“… I in my turn, after carefully gong over the whole story from the beginning, have decided to write an ordered account for you, Theophilus, so that your Excellency may learn how well founded the teaching is that you have received” (Luke 1: 3-4).
St. Luke, a companion of Paul, as confirmed in Colossians (4: 14), 2 Timothy (4: 11) and Philemon (24), a Gentile, a physician and the author of the Gospel of Luke and Acts of the Apostles, dedicates his Gospel to “Theophilus.” This is unique to Luke’s Gospel as none of the other Gospels is dedicated to anyone. But who is this Theophilus? Some scholars conjecture that he might have been someone of a high ranking office, as Luke addresses him as “Your Excellency”, who might have hired Luke to write a detailed account of the events concerning the life of Jesus for the Gentiles; others analyse it from the Greek meaning of the name: “Theo” meaning “God”, and “philia” meaning “lover of” or “friend of” to deduce that the use of “Theophilus” here by Luke is a reference to all “Lovers of God” and “Friends of God” everywhere. This second understanding seem to be more plausible. St. Ambrose comments that “The Gospel was written to Theophilus, i.e., to him whom God loves. If you love God, it was written for you.” And, if you know that God loves you, it was intended for you as well. So invariably, Luke was not addressing the Gospel to any one person but to all “Lovers and Friends of God.” By implication, Luke is writing to us, to you and me. The Good news is a gift to us, first and foremost, personally and then as Catholics and Christians; and in deed to everyone, who feel as part of God’s creation to read, meditate upon and try to live out its demands in order to strengthen that love and friendship and relationship with the Trinity.

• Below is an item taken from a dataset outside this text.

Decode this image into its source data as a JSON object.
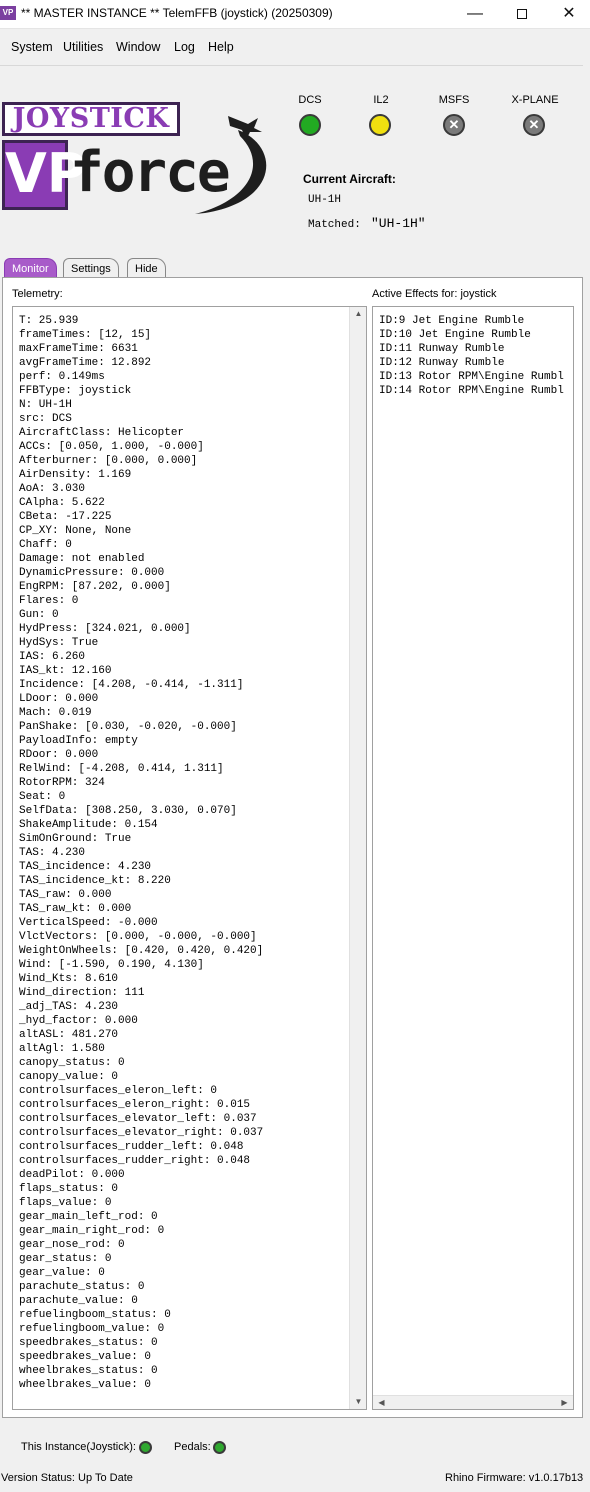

This is what we are called to do – to relate with the Gospel as with a friend and a lover